has a really good post on vengeance in punishing criminals. I recently changed my mind on the death penalty. Before, I believed in the Islamic doctrine, that after the murderer had been found guilty of 1st-degree murder, it was up to the family of the victim to decide whether or not to execute him. What changed my mind is the realization that we are better off when there is a very clear bright line that separates the good guys from the bad guys: that the good guys hate killing, and don't kill unless it is necessary, and the good guys don't kill in cold blood. When the good guys execute people, then the firm commandment "Don't kill in cold blood" changes to "Don't kill in cold blood without justification
Because human beings are so good at rationalizing and manufacturing justifications for their preferred actions, I think this is dangerous, and that's why I now oppose the death penalty. George Orwell dealt powerfully with this topic in his essay Revenge is Sour
, which describes, among other things, a Viennese Jew meting out punishment to Nazis:
. . .the Jew told us the prisoner's history. He was a "real" Nazi: his party number indicated that he had been a member since the very early days, and he had held a post corresponding to a General in the political branch of the S.S. It could be taken as quite certain that he had had charge of concentration camps and had presided over tortures and hangings. In short, he represented everything that we had been fighting against during the past five years. . .
I wondered whether the Jew was getting any real kick out of this new-found power that he was exercising. I concluded that he wasn't really enjoying it, and that he was merely -- like a man in a brothel, or a boy smoking his first cigar, or a tourist traipsing round a picture gallery -- telling himself that he was enjoying it, and behaving as he had planned to behave in the days he was helpless.

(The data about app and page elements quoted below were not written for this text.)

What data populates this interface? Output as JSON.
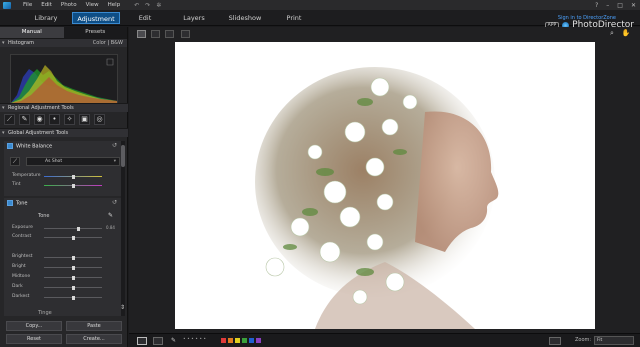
{
  "menu": {
    "items": [
      "File",
      "Edit",
      "Photo",
      "View",
      "Help"
    ]
  },
  "tabs": {
    "items": [
      "Library",
      "Adjustment",
      "Edit",
      "Layers",
      "Slideshow",
      "Print"
    ],
    "active": "Adjustment"
  },
  "header": {
    "signin": "Sign in to DirectorZone",
    "app_badge": "APP",
    "brand": "PhotoDirector"
  },
  "left_panel": {
    "subtabs": [
      "Manual",
      "Presets"
    ],
    "histogram": {
      "title": "Histogram",
      "mode_color": "Color",
      "mode_bw": "B&W"
    },
    "regional_title": "Regional Adjustment Tools",
    "global_title": "Global Adjustment Tools",
    "white_balance": {
      "title": "White Balance",
      "preset": "As Shot",
      "sliders": [
        {
          "label": "Temperature",
          "value": 0.5
        },
        {
          "label": "Tint",
          "value": 0.5
        }
      ]
    },
    "tone": {
      "title": "Tone",
      "subtitle": "Tone",
      "sliders": [
        {
          "label": "Exposure",
          "value": 0.6,
          "readout": "0.84"
        },
        {
          "label": "Contrast",
          "value": 0.5,
          "readout": ""
        },
        {
          "label": "Brightest",
          "value": 0.5,
          "readout": ""
        },
        {
          "label": "Bright",
          "value": 0.5,
          "readout": ""
        },
        {
          "label": "Midtone",
          "value": 0.5,
          "readout": ""
        },
        {
          "label": "Dark",
          "value": 0.5,
          "readout": ""
        },
        {
          "label": "Darkest",
          "value": 0.5,
          "readout": ""
        }
      ],
      "footer": "Tinge"
    },
    "buttons": {
      "copy": "Copy...",
      "paste": "Paste",
      "reset": "Reset",
      "create": "Create..."
    }
  },
  "statusbar": {
    "zoom_label": "Zoom:",
    "zoom_value": "Fit",
    "swatches": [
      "#e03a3a",
      "#e07a20",
      "#e0d020",
      "#3aa03a",
      "#2060d0",
      "#8a40c0"
    ]
  }
}
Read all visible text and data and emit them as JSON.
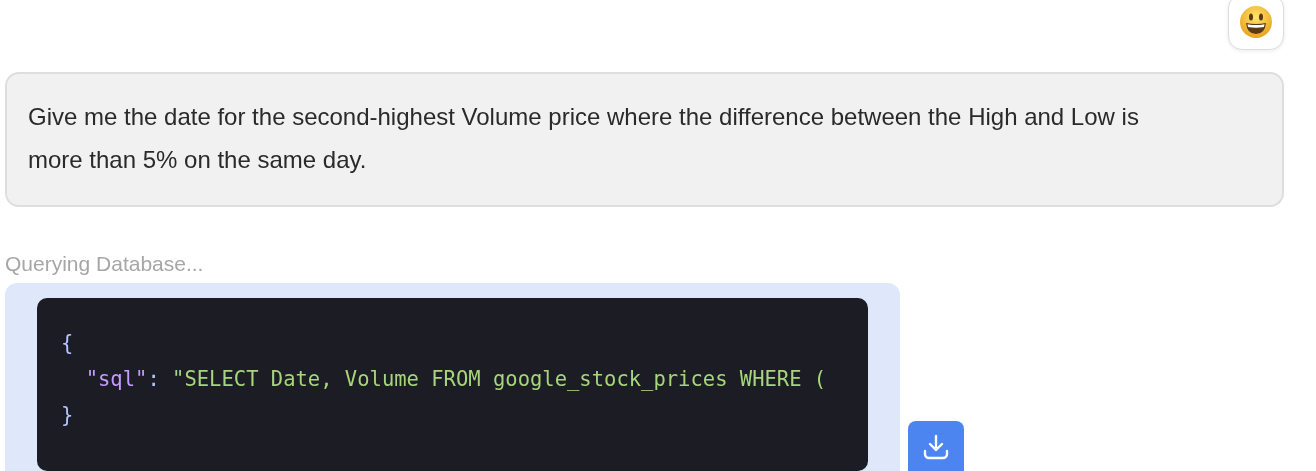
{
  "user_avatar": {
    "kind": "emoji"
  },
  "user_message": {
    "text": "Give me the date for the second-highest Volume price where the difference between the High and Low is more than 5% on the same day."
  },
  "status": "Querying Database...",
  "code_block": {
    "lines": [
      {
        "indent": false,
        "tokens": [
          {
            "kind": "punct",
            "text": "{"
          }
        ]
      },
      {
        "indent": true,
        "tokens": [
          {
            "kind": "key",
            "text": "\"sql\""
          },
          {
            "kind": "punct",
            "text": ": "
          },
          {
            "kind": "string",
            "text": "\"SELECT Date, Volume FROM google_stock_prices WHERE ("
          }
        ]
      },
      {
        "indent": false,
        "tokens": [
          {
            "kind": "punct",
            "text": "}"
          }
        ]
      }
    ]
  },
  "download_button": {
    "kind": "download"
  }
}
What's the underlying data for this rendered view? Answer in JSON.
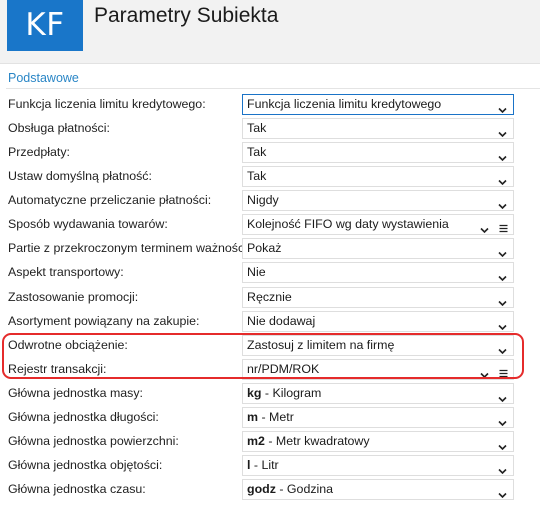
{
  "header": {
    "logo_text": "KF",
    "title": "Parametry Subiekta"
  },
  "section": {
    "title": "Podstawowe"
  },
  "colors": {
    "accent": "#1976c9",
    "section_title": "#2a86c6",
    "highlight": "#e52b2b",
    "header_bg": "#f2f2f2"
  },
  "rows": [
    {
      "label": "Funkcja liczenia limitu kredytowego:",
      "value": "Funkcja liczenia limitu kredytowego",
      "icon": "chevron-down-icon"
    },
    {
      "label": "Obsługa płatności:",
      "value": "Tak",
      "icon": "chevron-down-icon"
    },
    {
      "label": "Przedpłaty:",
      "value": "Tak",
      "icon": "chevron-down-icon"
    },
    {
      "label": "Ustaw domyślną płatność:",
      "value": "Tak",
      "icon": "chevron-down-icon"
    },
    {
      "label": "Automatyczne przeliczanie płatności:",
      "value": "Nigdy",
      "icon": "chevron-down-icon"
    },
    {
      "label": "Sposób wydawania towarów:",
      "value": "Kolejność FIFO wg daty wystawienia",
      "icon": "chevron-down-icon",
      "extra_icon": "menu-icon"
    },
    {
      "label": "Partie z przekroczonym terminem ważności:",
      "value": "Pokaż",
      "icon": "chevron-down-icon"
    },
    {
      "label": "Aspekt transportowy:",
      "value": "Nie",
      "icon": "chevron-down-icon"
    },
    {
      "label": "Zastosowanie promocji:",
      "value": "Ręcznie",
      "icon": "chevron-down-icon"
    },
    {
      "label": "Asortyment powiązany na zakupie:",
      "value": "Nie dodawaj",
      "icon": "chevron-down-icon"
    },
    {
      "label": "Odwrotne obciążenie:",
      "value": "Zastosuj z limitem na firmę",
      "icon": "chevron-down-icon"
    },
    {
      "label": "Rejestr transakcji:",
      "value": "nr/PDM/ROK",
      "icon": "chevron-down-icon",
      "extra_icon": "menu-icon"
    },
    {
      "label": "Główna jednostka masy:",
      "value_code": "kg",
      "value": " - Kilogram",
      "icon": "chevron-down-icon"
    },
    {
      "label": "Główna jednostka długości:",
      "value_code": "m",
      "value": " - Metr",
      "icon": "chevron-down-icon"
    },
    {
      "label": "Główna jednostka powierzchni:",
      "value_code": "m2",
      "value": " - Metr kwadratowy",
      "icon": "chevron-down-icon"
    },
    {
      "label": "Główna jednostka objętości:",
      "value_code": "l",
      "value": " - Litr",
      "icon": "chevron-down-icon"
    },
    {
      "label": "Główna jednostka czasu:",
      "value_code": "godz",
      "value": " - Godzina",
      "icon": "chevron-down-icon"
    }
  ]
}
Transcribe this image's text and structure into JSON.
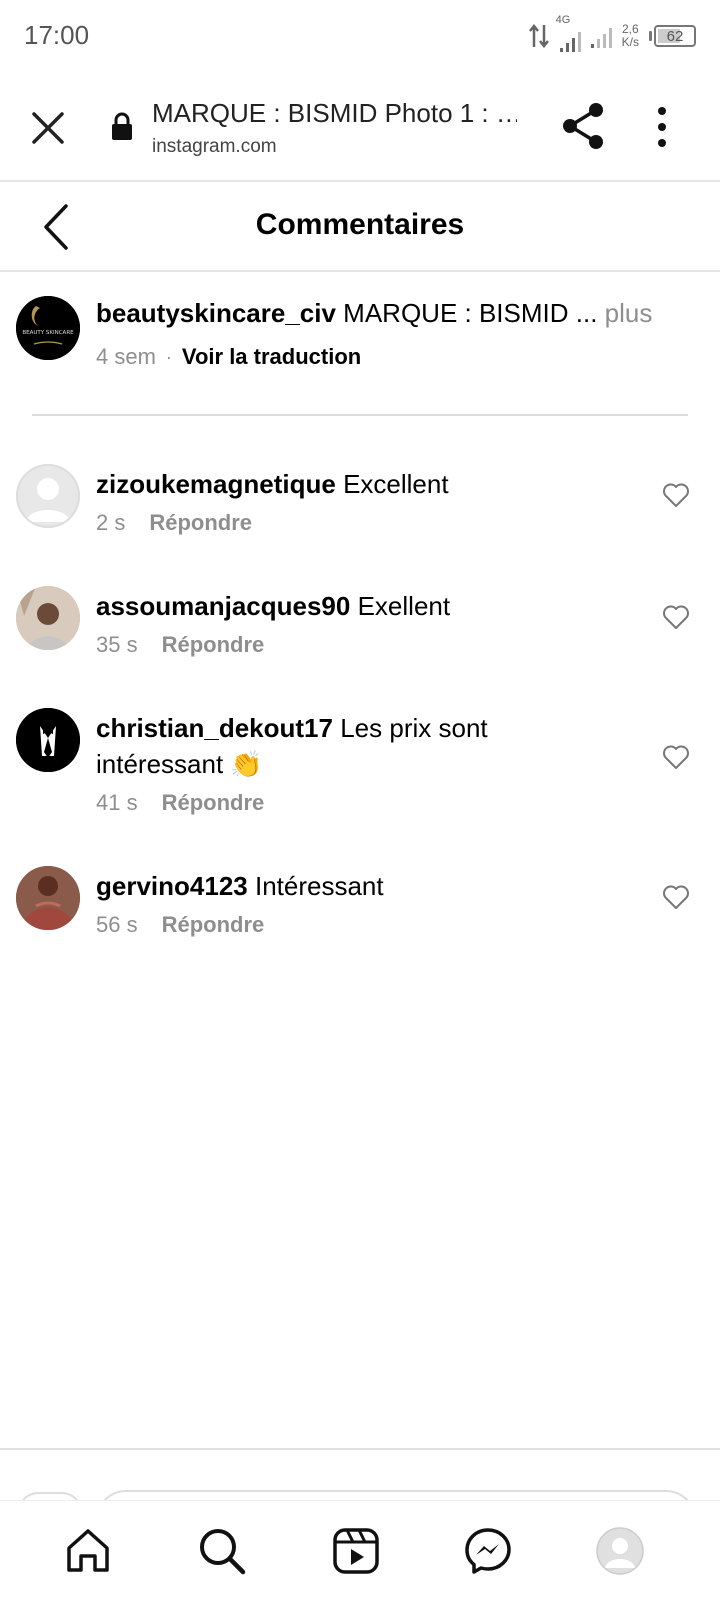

. . .It is absurd to blame any German or Austrian Jew for getting his own back on the Nazis. . . But what this scene, and much else that I saw in Germany, brought home to me was that the whole idea of revenge and punishment is a childish daydream. Properly speaking, there is no such thing as revenge. Revenge is an act which you want to commit when you are powerless and because you are powerless: as soon as the sense of impotence is removed, the desire evaporates also.
Who would not have jumped for joy, in 1940, at the thought of seeing S.S. officers kicked and humiliated? But when the thing becomes possible, it is merely pathetic and disgusting . . .